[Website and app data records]
☆ ☆ ☆ ☆ ☆ ☆ ☆

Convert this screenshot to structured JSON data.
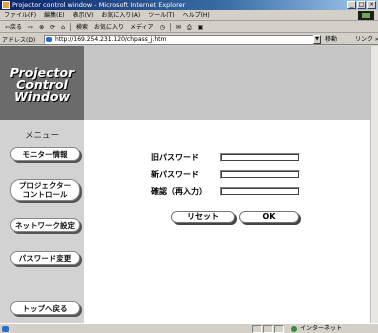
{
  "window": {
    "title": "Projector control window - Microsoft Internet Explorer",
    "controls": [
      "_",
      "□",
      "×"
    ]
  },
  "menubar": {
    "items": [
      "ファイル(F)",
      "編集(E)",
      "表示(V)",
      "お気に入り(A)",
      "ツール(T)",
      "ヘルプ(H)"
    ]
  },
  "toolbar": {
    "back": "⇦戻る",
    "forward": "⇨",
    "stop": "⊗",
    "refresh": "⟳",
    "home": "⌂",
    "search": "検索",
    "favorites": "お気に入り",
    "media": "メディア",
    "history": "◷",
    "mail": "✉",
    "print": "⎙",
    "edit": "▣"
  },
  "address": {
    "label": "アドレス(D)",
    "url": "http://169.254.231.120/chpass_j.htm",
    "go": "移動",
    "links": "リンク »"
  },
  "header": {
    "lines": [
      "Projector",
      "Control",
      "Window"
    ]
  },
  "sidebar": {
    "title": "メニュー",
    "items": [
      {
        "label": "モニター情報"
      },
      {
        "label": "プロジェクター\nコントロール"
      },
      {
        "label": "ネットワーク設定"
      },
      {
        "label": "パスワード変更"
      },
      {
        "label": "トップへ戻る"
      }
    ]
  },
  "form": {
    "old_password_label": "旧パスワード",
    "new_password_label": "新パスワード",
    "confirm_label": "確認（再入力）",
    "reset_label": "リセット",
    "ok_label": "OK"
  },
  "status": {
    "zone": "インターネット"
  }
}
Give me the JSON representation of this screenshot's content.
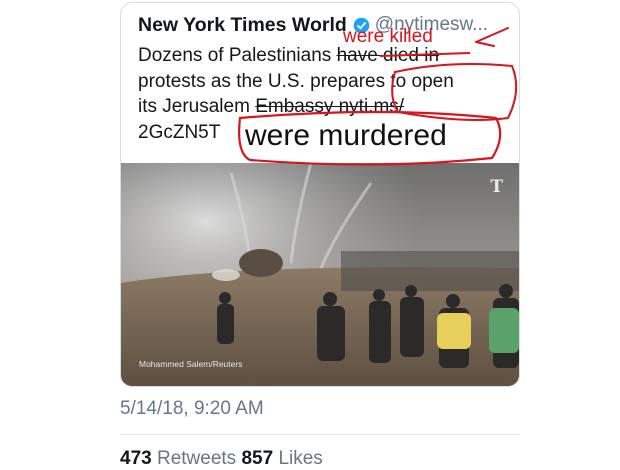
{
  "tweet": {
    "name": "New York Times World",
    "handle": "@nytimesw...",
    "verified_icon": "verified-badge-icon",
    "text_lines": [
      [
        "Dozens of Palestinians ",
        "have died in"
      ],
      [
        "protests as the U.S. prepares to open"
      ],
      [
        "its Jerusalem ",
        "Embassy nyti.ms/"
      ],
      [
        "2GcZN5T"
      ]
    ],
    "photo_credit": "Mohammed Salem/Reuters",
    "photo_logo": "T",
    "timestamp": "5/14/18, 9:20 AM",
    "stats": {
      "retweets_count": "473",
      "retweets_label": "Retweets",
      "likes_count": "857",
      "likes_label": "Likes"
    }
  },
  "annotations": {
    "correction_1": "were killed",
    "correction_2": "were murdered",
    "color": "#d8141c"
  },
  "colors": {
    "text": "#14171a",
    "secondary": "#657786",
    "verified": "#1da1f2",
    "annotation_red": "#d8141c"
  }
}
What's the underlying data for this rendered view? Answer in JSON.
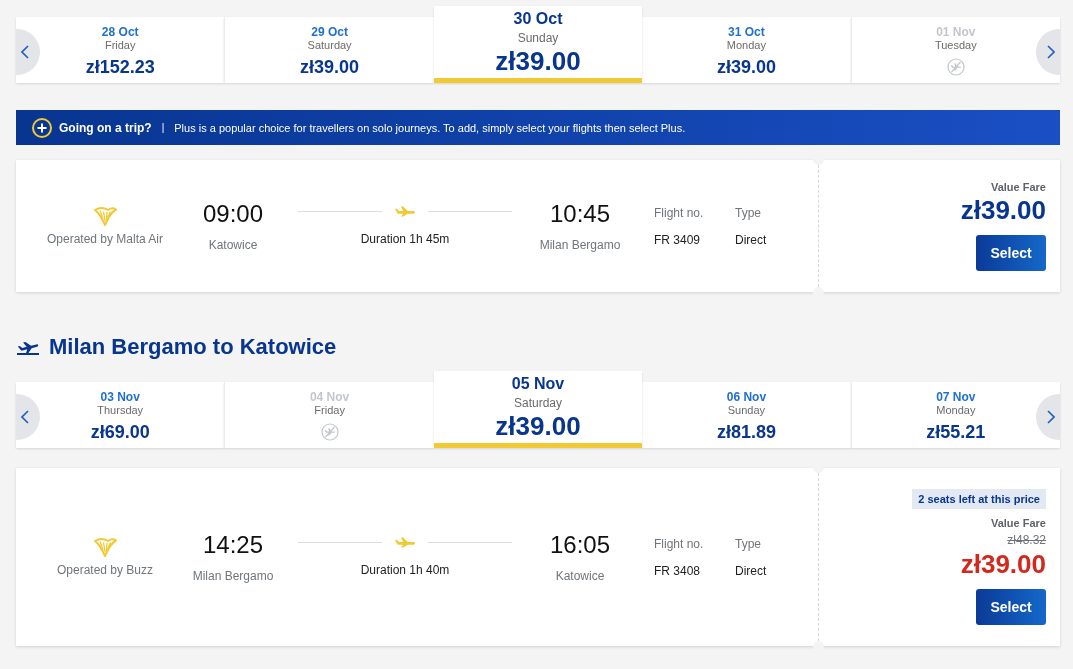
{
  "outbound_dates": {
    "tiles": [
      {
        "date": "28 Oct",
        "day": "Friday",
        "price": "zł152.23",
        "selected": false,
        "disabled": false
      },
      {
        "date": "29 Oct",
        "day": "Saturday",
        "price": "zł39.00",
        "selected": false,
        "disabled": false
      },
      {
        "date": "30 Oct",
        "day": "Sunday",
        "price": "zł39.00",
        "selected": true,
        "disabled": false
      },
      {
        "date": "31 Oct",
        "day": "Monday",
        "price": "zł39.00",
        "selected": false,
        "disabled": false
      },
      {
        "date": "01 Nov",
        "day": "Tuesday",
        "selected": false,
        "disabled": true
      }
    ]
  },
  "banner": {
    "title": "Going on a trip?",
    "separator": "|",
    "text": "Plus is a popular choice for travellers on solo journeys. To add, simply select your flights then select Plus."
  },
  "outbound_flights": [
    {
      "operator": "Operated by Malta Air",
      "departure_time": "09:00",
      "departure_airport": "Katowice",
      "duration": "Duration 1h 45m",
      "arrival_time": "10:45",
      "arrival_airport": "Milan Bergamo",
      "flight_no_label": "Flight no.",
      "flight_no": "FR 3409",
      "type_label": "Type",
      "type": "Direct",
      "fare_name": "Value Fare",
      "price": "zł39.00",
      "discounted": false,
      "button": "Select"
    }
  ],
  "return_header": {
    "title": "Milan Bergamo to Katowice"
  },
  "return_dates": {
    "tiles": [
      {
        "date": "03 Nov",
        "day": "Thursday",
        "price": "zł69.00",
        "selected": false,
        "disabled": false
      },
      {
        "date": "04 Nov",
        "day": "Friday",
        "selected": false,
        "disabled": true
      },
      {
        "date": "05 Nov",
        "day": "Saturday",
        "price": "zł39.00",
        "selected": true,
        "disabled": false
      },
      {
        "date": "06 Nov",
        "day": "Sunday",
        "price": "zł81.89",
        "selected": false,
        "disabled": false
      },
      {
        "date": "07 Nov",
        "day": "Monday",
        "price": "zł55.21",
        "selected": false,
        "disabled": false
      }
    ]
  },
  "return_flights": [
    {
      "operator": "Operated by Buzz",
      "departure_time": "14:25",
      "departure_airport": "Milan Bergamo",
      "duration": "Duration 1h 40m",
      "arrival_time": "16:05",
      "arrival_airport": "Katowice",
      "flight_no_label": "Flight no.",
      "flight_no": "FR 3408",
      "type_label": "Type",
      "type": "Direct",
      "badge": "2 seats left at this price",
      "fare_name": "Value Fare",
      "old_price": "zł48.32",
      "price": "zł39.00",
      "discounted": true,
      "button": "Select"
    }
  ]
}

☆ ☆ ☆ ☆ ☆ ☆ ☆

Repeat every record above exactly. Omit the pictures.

Convert this screenshot to structured JSON data.
{
  "window": {
    "title": "Projector control window - Microsoft Internet Explorer",
    "controls": [
      "_",
      "□",
      "×"
    ]
  },
  "menubar": {
    "items": [
      "ファイル(F)",
      "編集(E)",
      "表示(V)",
      "お気に入り(A)",
      "ツール(T)",
      "ヘルプ(H)"
    ]
  },
  "toolbar": {
    "back": "⇦戻る",
    "forward": "⇨",
    "stop": "⊗",
    "refresh": "⟳",
    "home": "⌂",
    "search": "検索",
    "favorites": "お気に入り",
    "media": "メディア",
    "history": "◷",
    "mail": "✉",
    "print": "⎙",
    "edit": "▣"
  },
  "address": {
    "label": "アドレス(D)",
    "url": "http://169.254.231.120/chpass_j.htm",
    "go": "移動",
    "links": "リンク »"
  },
  "header": {
    "lines": [
      "Projector",
      "Control",
      "Window"
    ]
  },
  "sidebar": {
    "title": "メニュー",
    "items": [
      {
        "label": "モニター情報"
      },
      {
        "label": "プロジェクター\nコントロール"
      },
      {
        "label": "ネットワーク設定"
      },
      {
        "label": "パスワード変更"
      },
      {
        "label": "トップへ戻る"
      }
    ]
  },
  "form": {
    "old_password_label": "旧パスワード",
    "new_password_label": "新パスワード",
    "confirm_label": "確認（再入力）",
    "reset_label": "リセット",
    "ok_label": "OK"
  },
  "status": {
    "zone": "インターネット"
  }
}
Give me the JSON representation of this screenshot's content.
{
  "tweet": {
    "name": "New York Times World",
    "handle": "@nytimesw...",
    "verified_icon": "verified-badge-icon",
    "text_lines": [
      [
        "Dozens of Palestinians ",
        "have died in"
      ],
      [
        "protests as the U.S. prepares to open"
      ],
      [
        "its Jerusalem ",
        "Embassy nyti.ms/"
      ],
      [
        "2GcZN5T"
      ]
    ],
    "photo_credit": "Mohammed Salem/Reuters",
    "photo_logo": "T",
    "timestamp": "5/14/18, 9:20 AM",
    "stats": {
      "retweets_count": "473",
      "retweets_label": "Retweets",
      "likes_count": "857",
      "likes_label": "Likes"
    }
  },
  "annotations": {
    "correction_1": "were killed",
    "correction_2": "were murdered",
    "color": "#d8141c"
  },
  "colors": {
    "text": "#14171a",
    "secondary": "#657786",
    "verified": "#1da1f2",
    "annotation_red": "#d8141c"
  }
}
What's the underlying data for this rendered view? Answer in JSON.
{
  "outbound_dates": {
    "tiles": [
      {
        "date": "28 Oct",
        "day": "Friday",
        "price": "zł152.23",
        "selected": false,
        "disabled": false
      },
      {
        "date": "29 Oct",
        "day": "Saturday",
        "price": "zł39.00",
        "selected": false,
        "disabled": false
      },
      {
        "date": "30 Oct",
        "day": "Sunday",
        "price": "zł39.00",
        "selected": true,
        "disabled": false
      },
      {
        "date": "31 Oct",
        "day": "Monday",
        "price": "zł39.00",
        "selected": false,
        "disabled": false
      },
      {
        "date": "01 Nov",
        "day": "Tuesday",
        "selected": false,
        "disabled": true
      }
    ]
  },
  "banner": {
    "title": "Going on a trip?",
    "separator": "|",
    "text": "Plus is a popular choice for travellers on solo journeys. To add, simply select your flights then select Plus."
  },
  "outbound_flights": [
    {
      "operator": "Operated by Malta Air",
      "departure_time": "09:00",
      "departure_airport": "Katowice",
      "duration": "Duration 1h 45m",
      "arrival_time": "10:45",
      "arrival_airport": "Milan Bergamo",
      "flight_no_label": "Flight no.",
      "flight_no": "FR 3409",
      "type_label": "Type",
      "type": "Direct",
      "fare_name": "Value Fare",
      "price": "zł39.00",
      "discounted": false,
      "button": "Select"
    }
  ],
  "return_header": {
    "title": "Milan Bergamo to Katowice"
  },
  "return_dates": {
    "tiles": [
      {
        "date": "03 Nov",
        "day": "Thursday",
        "price": "zł69.00",
        "selected": false,
        "disabled": false
      },
      {
        "date": "04 Nov",
        "day": "Friday",
        "selected": false,
        "disabled": true
      },
      {
        "date": "05 Nov",
        "day": "Saturday",
        "price": "zł39.00",
        "selected": true,
        "disabled": false
      },
      {
        "date": "06 Nov",
        "day": "Sunday",
        "price": "zł81.89",
        "selected": false,
        "disabled": false
      },
      {
        "date": "07 Nov",
        "day": "Monday",
        "price": "zł55.21",
        "selected": false,
        "disabled": false
      }
    ]
  },
  "return_flights": [
    {
      "operator": "Operated by Buzz",
      "departure_time": "14:25",
      "departure_airport": "Milan Bergamo",
      "duration": "Duration 1h 40m",
      "arrival_time": "16:05",
      "arrival_airport": "Katowice",
      "flight_no_label": "Flight no.",
      "flight_no": "FR 3408",
      "type_label": "Type",
      "type": "Direct",
      "badge": "2 seats left at this price",
      "fare_name": "Value Fare",
      "old_price": "zł48.32",
      "price": "zł39.00",
      "discounted": true,
      "button": "Select"
    }
  ]
}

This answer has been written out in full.